Vallejo police say their officers were diverted from calls on Sunday to assist American Canyon police with sideshow activity involving as many as 75 vehicles on Sunday. 

Shortly before 9 p.m., Vallejo P.D. were redirected to an area that borders the two cities at Flosden Road and Corcoran Avenue. Police said participants in the sideshow refused American Canyon P.D.’s dispersal orders, leaving two officers “trapped” in their patrol cars when they were surrounded and overwhelmed by sideshow vehicles.

When backup arrived, police managed to get the crowd to disperse. 

After the initial call, police said multiple sideshows broke out throughout Vallejo, including in the downtown area and one that culminated at Columbus Parkway and Georgia Street on the city’s east side. 

In the three hour-period from 9 p.m. to midnight, police said they received 470 calls regarding sideshow activity, including reports of shots fired in the area. 

Vallejo P.D. said the illegal vehicle activity is not only “destructive”, but a drain on resources. While the sideshows were occurring, police said they had other “high-priority” calls involving domestic violence, a suspect who drew a weapon during an argument, and a sexual battery case. 

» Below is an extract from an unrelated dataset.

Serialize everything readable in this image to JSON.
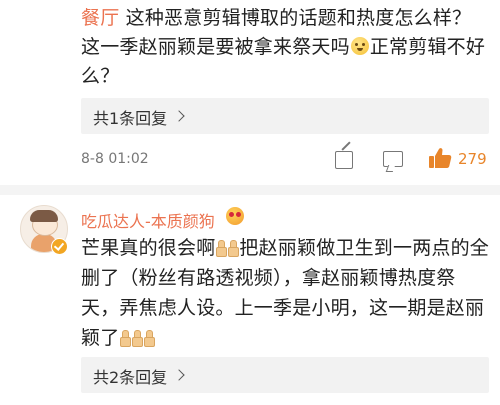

“The impact of a single sideshow can mean the difference between life and death for a resident who needs immediate assistance,” Vallejo Police Chief Shawny Williams said. “I want to send a clear message that sideshows will not be tolerated in the City of Vallejo, by neither our residents nor our police department,” said Williams. 

Vallejo P.D. requested mutual aid for Sunday’s sideshow activity from California Highway Patrol air and ground units, Solano County Sheriff’s Department, American Canyon P.D., and Benicia Police Department. 

With their combined efforts, police said the remaining participants were dispersed by 12:52 a.m. Police said no citations were issued and there were no arrests. 

Vallejo P.D. recently announced an expanded community surveillance program through license plate readers (LPR) as part of a partnership with a company called Flock Safety. In September, police said there were 10 LPRs installed throughout the city and one private installation by a homeowner’s association, something they encouraged. 

Vallejo P.D. did not immediately share if the LPRs were located in areas where sideshows occurred, but a spokesperson did say they would look into any leads from their LPR program to crackdown on sideshow activity.